Which lines of the entries hold the string "JSON"? Copy each one.

***

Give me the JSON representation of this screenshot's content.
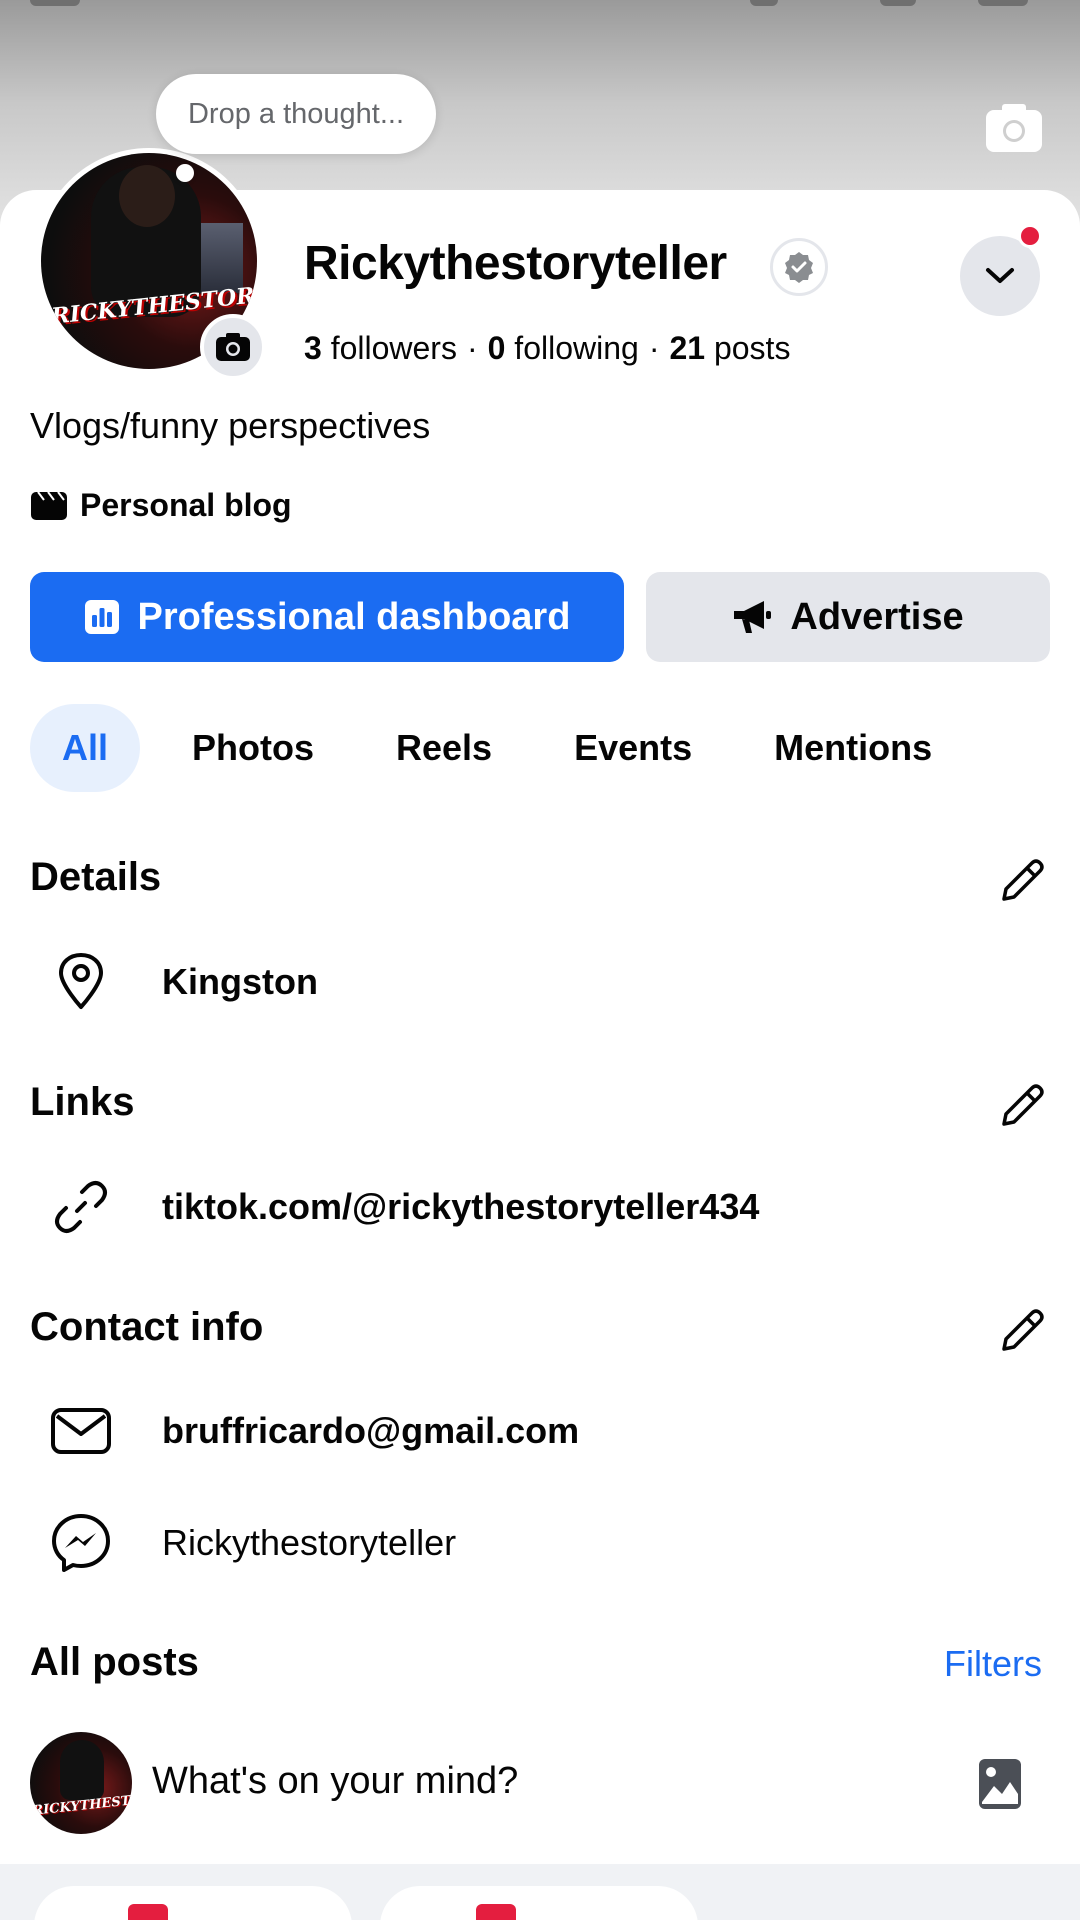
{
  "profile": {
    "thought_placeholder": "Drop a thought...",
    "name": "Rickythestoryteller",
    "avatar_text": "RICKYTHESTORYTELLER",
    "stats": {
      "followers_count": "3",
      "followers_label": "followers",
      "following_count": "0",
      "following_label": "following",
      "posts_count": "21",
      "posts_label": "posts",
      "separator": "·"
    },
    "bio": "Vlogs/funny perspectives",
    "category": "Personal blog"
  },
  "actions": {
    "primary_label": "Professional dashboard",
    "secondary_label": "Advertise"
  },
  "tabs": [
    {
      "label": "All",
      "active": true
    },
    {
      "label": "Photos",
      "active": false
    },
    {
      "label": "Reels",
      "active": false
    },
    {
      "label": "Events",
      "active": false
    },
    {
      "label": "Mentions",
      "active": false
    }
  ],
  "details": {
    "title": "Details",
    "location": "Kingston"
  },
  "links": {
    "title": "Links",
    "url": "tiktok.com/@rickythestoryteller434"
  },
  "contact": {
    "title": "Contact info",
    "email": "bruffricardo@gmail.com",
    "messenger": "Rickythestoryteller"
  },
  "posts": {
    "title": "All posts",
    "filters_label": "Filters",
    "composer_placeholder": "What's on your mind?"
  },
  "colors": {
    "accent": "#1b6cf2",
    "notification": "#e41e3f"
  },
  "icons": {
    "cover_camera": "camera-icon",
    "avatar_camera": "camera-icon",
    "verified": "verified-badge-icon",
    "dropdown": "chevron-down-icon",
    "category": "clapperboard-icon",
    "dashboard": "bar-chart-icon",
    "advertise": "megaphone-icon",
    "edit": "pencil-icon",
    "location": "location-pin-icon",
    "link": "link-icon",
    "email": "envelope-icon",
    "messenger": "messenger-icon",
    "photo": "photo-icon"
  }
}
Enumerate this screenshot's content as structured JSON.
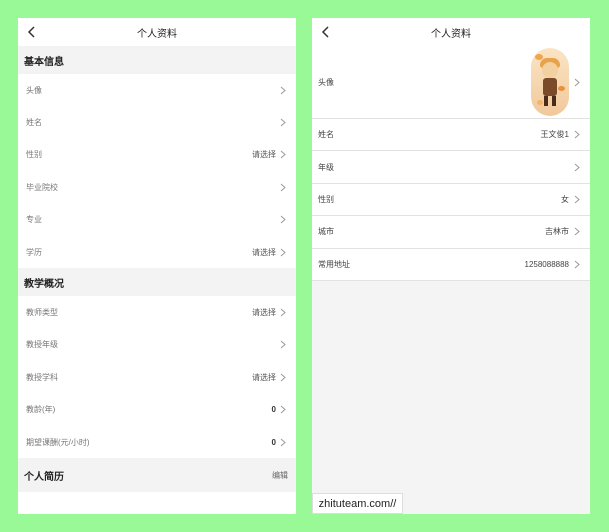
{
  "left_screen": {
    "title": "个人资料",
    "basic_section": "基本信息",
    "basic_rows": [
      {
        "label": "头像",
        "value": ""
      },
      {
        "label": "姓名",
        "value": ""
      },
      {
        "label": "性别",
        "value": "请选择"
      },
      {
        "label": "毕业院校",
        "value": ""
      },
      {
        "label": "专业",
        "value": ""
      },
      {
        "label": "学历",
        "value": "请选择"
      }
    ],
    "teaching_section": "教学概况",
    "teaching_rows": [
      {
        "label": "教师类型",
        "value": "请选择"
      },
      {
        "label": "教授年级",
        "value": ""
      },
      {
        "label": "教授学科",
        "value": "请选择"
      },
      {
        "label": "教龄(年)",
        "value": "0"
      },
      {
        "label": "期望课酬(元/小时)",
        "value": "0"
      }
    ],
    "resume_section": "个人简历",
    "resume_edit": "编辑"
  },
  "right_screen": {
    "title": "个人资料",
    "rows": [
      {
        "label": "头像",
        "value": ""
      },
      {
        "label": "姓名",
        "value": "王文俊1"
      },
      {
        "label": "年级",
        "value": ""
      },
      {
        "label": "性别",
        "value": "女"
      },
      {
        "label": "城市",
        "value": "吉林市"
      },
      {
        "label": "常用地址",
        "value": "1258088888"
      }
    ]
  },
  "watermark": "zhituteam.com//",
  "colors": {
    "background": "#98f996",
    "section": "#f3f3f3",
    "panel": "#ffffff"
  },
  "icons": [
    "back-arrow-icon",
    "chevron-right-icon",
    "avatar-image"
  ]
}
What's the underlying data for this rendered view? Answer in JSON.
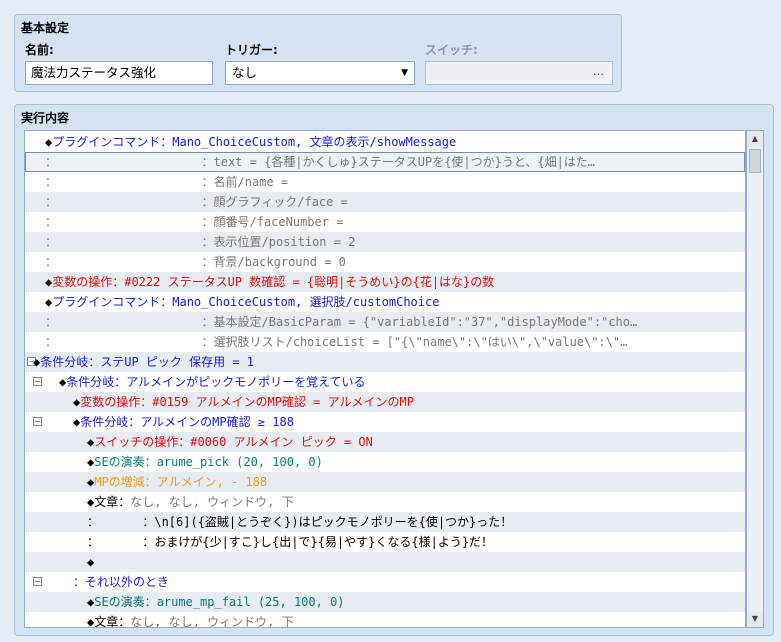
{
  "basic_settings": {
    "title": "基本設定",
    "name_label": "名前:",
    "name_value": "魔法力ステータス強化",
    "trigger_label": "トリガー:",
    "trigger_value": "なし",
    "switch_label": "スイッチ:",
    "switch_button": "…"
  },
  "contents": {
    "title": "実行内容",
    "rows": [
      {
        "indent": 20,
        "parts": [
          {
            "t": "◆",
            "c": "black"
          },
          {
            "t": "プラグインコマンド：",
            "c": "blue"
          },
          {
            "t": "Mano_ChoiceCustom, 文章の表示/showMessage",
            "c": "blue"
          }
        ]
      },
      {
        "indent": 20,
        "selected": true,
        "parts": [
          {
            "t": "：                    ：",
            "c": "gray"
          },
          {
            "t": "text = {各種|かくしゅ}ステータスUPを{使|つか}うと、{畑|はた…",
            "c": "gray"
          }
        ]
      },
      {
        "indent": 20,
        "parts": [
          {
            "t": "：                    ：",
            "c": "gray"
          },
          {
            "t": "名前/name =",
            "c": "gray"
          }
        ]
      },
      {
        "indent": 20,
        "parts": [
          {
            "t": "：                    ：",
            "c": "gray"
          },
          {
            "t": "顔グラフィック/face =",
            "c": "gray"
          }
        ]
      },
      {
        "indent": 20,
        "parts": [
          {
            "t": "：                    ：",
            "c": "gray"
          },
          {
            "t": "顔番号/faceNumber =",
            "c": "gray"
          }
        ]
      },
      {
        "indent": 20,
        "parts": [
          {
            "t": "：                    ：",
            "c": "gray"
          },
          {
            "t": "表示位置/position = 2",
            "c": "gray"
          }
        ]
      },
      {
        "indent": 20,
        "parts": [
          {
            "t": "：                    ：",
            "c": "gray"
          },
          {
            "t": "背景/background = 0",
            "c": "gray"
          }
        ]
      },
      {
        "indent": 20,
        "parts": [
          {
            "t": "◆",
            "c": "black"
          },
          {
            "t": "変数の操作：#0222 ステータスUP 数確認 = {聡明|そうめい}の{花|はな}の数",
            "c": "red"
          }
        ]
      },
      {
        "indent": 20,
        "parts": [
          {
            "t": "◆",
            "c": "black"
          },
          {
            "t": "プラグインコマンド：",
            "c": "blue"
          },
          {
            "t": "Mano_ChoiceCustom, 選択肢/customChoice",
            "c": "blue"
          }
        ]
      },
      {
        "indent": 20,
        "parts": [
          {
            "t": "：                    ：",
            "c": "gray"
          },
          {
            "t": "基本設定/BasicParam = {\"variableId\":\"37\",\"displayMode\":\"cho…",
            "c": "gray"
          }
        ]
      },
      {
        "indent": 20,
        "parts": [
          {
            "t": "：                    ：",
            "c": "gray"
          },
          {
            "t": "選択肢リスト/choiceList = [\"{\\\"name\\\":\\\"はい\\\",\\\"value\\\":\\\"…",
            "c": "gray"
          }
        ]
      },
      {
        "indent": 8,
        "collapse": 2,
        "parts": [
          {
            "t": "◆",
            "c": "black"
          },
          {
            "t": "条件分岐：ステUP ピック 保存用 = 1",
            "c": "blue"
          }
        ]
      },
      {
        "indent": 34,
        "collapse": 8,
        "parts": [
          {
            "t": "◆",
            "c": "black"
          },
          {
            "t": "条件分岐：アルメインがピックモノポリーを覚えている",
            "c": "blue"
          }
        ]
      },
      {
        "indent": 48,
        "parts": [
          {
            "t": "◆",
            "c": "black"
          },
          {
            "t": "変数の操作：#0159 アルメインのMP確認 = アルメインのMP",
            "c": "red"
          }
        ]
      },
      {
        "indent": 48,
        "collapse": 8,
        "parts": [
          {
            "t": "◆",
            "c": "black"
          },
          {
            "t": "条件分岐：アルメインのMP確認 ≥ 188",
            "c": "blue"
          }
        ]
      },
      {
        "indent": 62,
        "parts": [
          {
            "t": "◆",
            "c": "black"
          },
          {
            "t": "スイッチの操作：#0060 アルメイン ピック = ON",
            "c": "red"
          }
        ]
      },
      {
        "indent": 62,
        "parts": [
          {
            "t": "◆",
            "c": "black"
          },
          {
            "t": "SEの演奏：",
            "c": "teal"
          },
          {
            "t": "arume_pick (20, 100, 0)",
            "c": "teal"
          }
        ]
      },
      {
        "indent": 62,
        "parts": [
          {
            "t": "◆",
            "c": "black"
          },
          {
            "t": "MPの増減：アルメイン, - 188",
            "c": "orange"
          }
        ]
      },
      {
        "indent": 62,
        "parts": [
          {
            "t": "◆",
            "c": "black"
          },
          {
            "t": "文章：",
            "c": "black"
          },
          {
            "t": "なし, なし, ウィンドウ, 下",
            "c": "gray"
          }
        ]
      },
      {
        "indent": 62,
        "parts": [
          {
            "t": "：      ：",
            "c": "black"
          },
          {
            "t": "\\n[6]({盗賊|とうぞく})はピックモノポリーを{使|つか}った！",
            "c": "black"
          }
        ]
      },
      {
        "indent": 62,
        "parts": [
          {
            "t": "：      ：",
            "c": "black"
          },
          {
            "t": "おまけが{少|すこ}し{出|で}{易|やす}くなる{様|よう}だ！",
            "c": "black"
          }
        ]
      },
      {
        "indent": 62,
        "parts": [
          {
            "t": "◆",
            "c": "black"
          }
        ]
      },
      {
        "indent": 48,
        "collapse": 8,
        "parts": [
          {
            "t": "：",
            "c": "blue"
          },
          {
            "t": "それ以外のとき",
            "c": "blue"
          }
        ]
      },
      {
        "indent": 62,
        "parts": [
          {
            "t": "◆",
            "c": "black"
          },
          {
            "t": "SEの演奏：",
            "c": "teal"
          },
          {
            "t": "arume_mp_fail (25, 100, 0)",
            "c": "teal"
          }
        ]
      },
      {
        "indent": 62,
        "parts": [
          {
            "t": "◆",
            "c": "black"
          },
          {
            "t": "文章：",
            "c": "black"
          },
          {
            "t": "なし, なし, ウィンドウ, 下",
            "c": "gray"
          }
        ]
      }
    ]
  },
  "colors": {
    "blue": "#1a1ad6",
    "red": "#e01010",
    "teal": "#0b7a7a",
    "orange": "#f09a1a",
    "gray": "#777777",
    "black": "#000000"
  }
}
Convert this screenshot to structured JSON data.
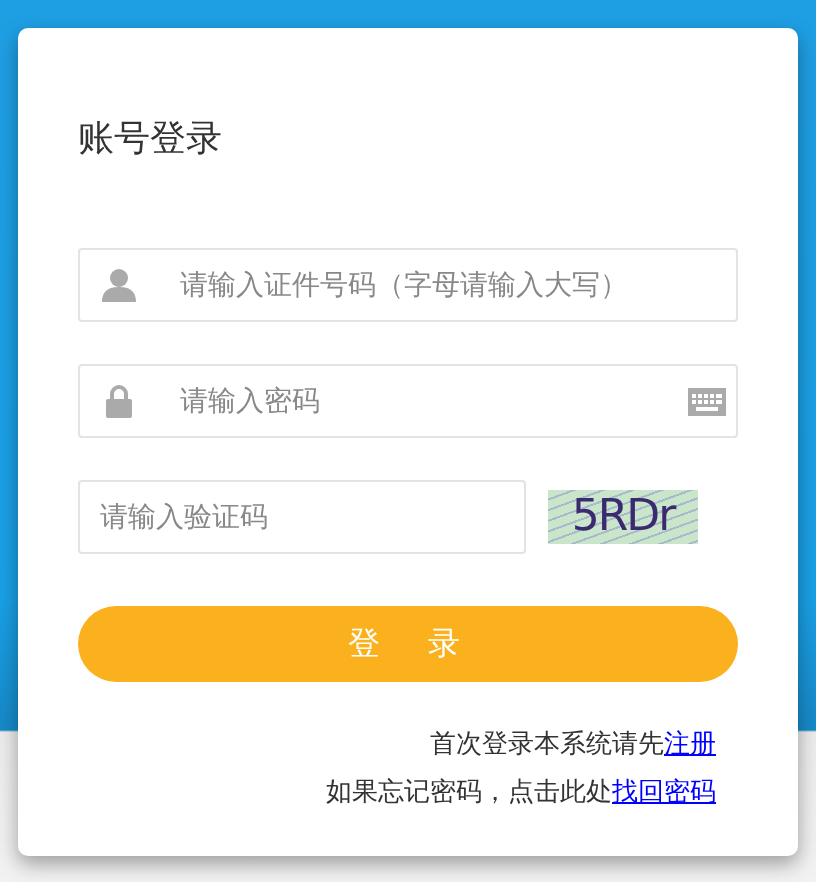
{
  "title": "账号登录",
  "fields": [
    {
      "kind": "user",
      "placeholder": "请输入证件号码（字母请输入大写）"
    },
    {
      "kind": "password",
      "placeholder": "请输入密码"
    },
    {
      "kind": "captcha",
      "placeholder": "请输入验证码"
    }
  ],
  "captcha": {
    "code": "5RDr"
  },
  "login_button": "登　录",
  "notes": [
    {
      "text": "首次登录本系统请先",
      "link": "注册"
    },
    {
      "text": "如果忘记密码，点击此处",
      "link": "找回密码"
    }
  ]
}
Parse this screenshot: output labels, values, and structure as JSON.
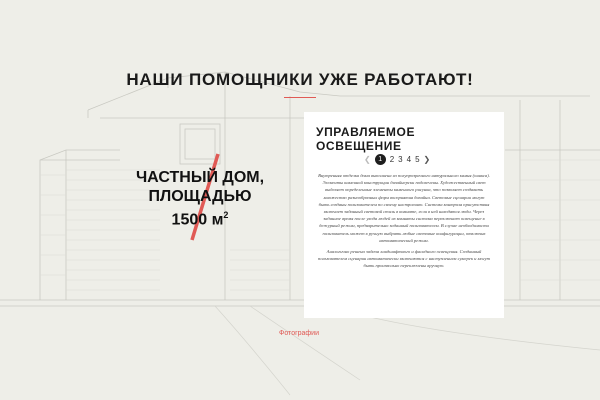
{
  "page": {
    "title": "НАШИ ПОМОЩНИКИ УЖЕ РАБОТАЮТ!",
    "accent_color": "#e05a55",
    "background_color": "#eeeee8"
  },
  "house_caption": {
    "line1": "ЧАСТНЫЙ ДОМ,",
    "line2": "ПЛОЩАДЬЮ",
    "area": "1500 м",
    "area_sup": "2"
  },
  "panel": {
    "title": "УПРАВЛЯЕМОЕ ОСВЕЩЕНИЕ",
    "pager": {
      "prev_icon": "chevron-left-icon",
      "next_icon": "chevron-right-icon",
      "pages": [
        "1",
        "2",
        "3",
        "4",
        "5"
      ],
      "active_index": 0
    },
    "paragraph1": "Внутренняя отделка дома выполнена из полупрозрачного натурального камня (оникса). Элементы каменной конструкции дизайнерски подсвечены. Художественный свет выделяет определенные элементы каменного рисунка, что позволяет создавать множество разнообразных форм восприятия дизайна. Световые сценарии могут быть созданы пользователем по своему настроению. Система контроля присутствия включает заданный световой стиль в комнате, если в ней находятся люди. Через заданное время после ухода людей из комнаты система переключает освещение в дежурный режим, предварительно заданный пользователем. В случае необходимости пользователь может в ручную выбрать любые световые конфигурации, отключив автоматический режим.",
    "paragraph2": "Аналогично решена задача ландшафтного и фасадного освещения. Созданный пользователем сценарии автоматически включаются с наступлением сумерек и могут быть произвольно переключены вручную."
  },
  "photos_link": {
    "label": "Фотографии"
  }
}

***

RESPONSE
Give me the JSON representation of this screenshot's content.
Enumerate this screenshot's content as structured JSON.
What's the underlying data for this rendered view? Answer in JSON.
Convert this screenshot to structured JSON data.
Parse this screenshot: output labels, values, and structure as JSON.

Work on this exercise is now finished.